» **What is being asked**:
Lines in the listing below that hold "name" are the ones to copy.

» **Data in this exercise**:
»»

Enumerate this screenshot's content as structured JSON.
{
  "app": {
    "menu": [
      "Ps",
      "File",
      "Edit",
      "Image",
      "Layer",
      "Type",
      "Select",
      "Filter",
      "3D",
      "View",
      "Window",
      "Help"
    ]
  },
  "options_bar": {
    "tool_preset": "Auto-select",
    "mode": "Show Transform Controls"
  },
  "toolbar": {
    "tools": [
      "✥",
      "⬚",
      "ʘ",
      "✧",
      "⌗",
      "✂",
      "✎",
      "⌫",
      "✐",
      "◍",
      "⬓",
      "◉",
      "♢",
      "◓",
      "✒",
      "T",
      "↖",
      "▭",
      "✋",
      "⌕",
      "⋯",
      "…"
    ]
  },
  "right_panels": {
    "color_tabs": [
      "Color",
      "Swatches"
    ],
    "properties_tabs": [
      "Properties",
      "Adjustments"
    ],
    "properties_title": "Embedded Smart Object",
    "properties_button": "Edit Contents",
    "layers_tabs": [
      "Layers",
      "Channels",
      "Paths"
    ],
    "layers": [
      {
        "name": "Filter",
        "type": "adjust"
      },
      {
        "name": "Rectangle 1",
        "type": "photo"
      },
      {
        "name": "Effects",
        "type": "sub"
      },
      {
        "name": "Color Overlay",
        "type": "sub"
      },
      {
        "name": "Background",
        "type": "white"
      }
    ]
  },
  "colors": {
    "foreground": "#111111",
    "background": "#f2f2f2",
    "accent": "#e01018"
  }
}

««

» **Answer to this exercise**:
        "name": "Filter",
        "name": "Rectangle 1",
        "name": "Effects",
        "name": "Color Overlay",
        "name": "Background",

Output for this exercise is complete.